In addition to the Qur’an, what other works may have influenced his thinking about Islam?
In 1776, a few months after writing The Declaration of Independence, Thomas Jefferson copied these words from his hero, the English philosopher, John Locke: “[He] sais: ‘neither Pagan nor Mahometan [Muslim] nor Jew ought to be excluded from the civil rights of the Commonwealth because of his religion.” Locke wrote these words originally in 1689 in “A Letter Concerning Toleration.” Jefferson’s notation of Locke’s precedent remains an early indication that he included Muslims and Jews in his ambit of religious freedom.
What is the basis of Jefferson’s strong commitment to religious liberty?
Jefferson saw firsthand how Protestants were persecuted in Virginia by other Protestants, and his legislative attempts to abolish these coercive practices he described in his autobiography as “the severest contests in which I have ever been engaged.” He wanted the United States to avoid violent conflicts over religion, which had proved so destructive in Europe.
In Jefferson’s most important legislation, the Virginia Statute for Religious Freedom, he asserted: “our civil rights have no dependance on our religious opinions.” This 1786 legal precedent influenced the abolition of a religious test in the U.S. Constitution and the First Amendment. Recalling the intended “universal” scope of this legislation in 1821, five years before his death, Jefferson insisted that it was intended “to comprehend within the mantle of its protection, the Jew and the Gentile, the Christian and Mahometan, the Hindoo, and Infidel of every denomination.” This legislation remains one of the three achievements he wished to be placed upon his tombstone.
Is Islam specifically mentioned in the writings of the founders?
Muslims were mentioned explicitly and not infrequently in key early national debates about religious liberty and civic equality, then intended only for free, white men. Muslims were often linked to Jews and Catholics in these exchanges. While a Protestant majority argued that all three groups should be excluded as threatening and despised minorities, a smaller, pivotal group including Jefferson, James Madison and George Washington argued that all three non-Protestant groups should be granted both religious freedom and equal rights, at least in theory.
Why do you say, “in theory”?
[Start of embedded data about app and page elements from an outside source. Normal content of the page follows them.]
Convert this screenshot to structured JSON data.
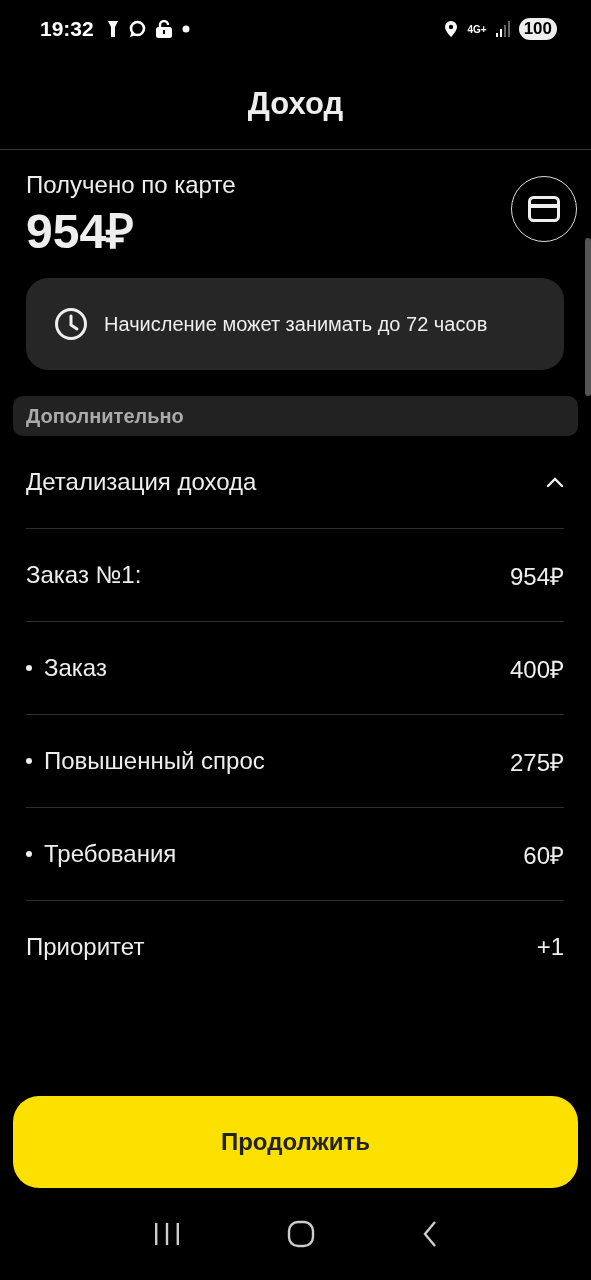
{
  "status_bar": {
    "time": "19:32",
    "network": "4G+",
    "battery": "100"
  },
  "header": {
    "title": "Доход"
  },
  "received": {
    "label": "Получено по карте",
    "amount": "954₽"
  },
  "notice": {
    "text": "Начисление может занимать до 72 часов"
  },
  "section": {
    "title": "Дополнительно"
  },
  "details": {
    "title": "Детализация дохода",
    "expanded": true,
    "rows": [
      {
        "kind": "plain",
        "label": "Заказ №1:",
        "value": "954₽"
      },
      {
        "kind": "bullet",
        "label": "Заказ",
        "value": "400₽"
      },
      {
        "kind": "bullet",
        "label": "Повышенный спрос",
        "value": "275₽"
      },
      {
        "kind": "bullet",
        "label": "Требования",
        "value": "60₽"
      },
      {
        "kind": "plain",
        "label": "Приоритет",
        "value": "+1"
      }
    ]
  },
  "continue_button": {
    "label": "Продолжить"
  }
}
Jefferson, like Washington and Madison, wanted an ideally universal religious freedom, which included Muslims, never realizing that their support for slavery denied these cherished rights to the first American Muslims, slaves of West African origin, a group none of these Founders ever connected to the practice of Islam. Jefferson’s beloved “universal” religious legislation would be limited in ways he never appreciated by race and slavery.
How close is America today to the Jeffersonian ideal of universal religious freedom?
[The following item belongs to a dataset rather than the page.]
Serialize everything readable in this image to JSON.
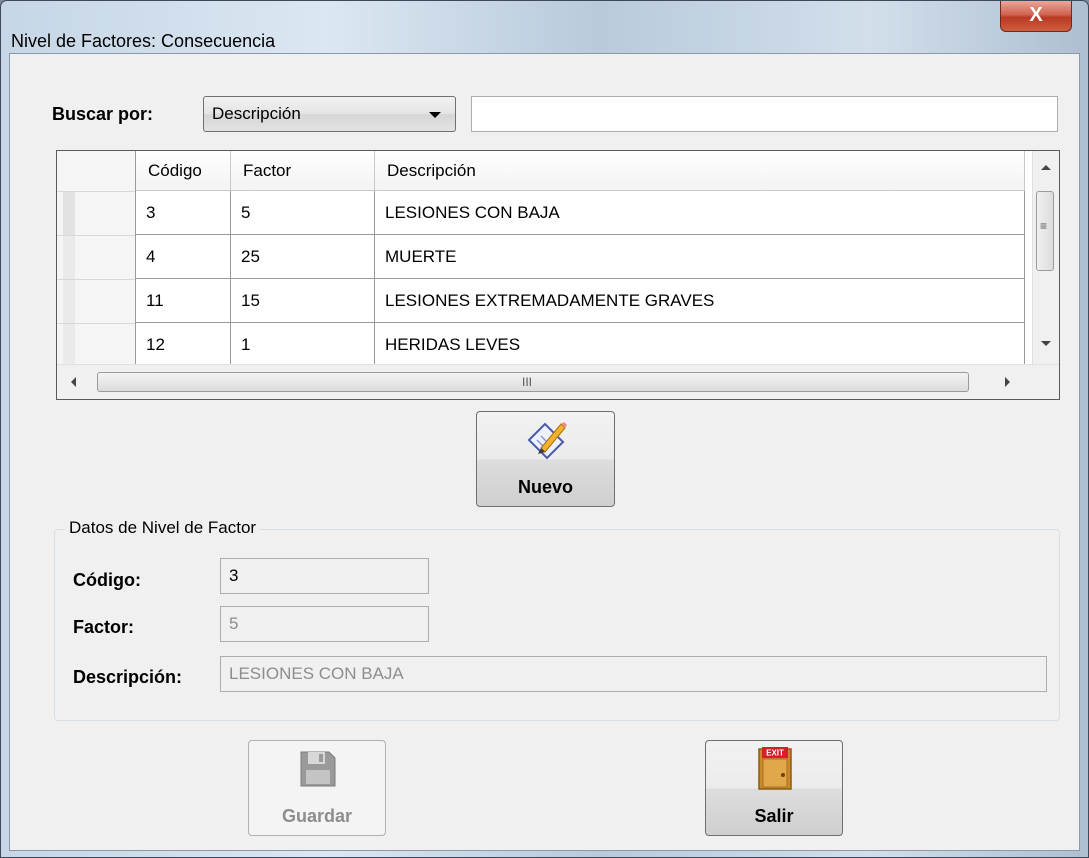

During the founding era, most Protestant Americans feared not just Muslims, but also Jews and Catholics. Some forget that Jews and Catholics struggled into the mid-20th century to claim the equal rights assured them in theory. Both groups were targeted as un- or even anti-American on the basis of their religious beliefs, and prejudices against them have not been eradicated entirely. Only Muslim citizens now remain the objects of defamatory, politicized assaults of the kind seen in Jefferson’s era.
How does the past allow us to reconsider the present?
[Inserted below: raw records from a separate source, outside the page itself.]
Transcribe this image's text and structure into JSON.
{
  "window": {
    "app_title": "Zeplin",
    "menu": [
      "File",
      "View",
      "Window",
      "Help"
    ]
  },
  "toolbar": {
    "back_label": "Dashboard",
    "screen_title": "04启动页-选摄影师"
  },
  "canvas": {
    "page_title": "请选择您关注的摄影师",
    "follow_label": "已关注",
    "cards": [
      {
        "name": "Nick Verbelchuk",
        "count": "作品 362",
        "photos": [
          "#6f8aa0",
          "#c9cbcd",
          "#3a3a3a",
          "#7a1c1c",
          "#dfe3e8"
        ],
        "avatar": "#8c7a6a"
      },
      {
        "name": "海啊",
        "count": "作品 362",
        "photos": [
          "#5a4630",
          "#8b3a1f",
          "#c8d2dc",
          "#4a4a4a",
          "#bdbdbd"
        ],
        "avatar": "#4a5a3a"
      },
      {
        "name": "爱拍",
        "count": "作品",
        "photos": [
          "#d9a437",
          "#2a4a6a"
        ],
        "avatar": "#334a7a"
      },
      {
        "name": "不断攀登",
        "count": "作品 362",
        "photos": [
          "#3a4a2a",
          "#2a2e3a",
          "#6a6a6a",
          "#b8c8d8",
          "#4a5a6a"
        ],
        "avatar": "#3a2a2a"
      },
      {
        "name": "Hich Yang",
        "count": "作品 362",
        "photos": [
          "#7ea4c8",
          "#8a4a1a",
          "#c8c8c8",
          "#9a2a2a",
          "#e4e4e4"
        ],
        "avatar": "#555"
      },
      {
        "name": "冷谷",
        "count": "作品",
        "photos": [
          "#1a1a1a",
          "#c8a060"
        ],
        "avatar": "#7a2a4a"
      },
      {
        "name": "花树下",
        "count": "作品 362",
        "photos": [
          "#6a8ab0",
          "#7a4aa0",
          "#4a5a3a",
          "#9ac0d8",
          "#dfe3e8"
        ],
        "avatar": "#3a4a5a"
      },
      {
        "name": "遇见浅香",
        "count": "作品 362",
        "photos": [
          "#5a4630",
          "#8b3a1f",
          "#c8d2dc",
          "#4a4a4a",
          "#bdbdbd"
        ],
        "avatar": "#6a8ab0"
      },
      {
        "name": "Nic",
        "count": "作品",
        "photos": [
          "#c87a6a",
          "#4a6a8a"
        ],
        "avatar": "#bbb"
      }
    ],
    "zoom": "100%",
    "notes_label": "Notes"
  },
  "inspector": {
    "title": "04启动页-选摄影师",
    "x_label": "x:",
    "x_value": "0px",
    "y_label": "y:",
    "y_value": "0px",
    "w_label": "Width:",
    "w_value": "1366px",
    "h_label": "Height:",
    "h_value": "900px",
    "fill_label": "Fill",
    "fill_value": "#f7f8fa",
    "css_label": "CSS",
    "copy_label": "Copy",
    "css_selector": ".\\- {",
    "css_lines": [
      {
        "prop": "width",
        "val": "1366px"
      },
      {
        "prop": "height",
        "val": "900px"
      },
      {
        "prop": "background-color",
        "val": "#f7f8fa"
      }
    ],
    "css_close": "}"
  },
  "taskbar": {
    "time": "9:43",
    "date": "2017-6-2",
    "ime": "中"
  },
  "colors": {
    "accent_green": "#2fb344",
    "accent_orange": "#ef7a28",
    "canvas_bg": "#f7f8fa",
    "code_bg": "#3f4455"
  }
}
History compels us to challenge ongoing prejudices, based on key founding precedents that continue to demand equal civil rights for Muslims. To accept less, as Americans, is a betrayal of founding Jeffersonian ideals.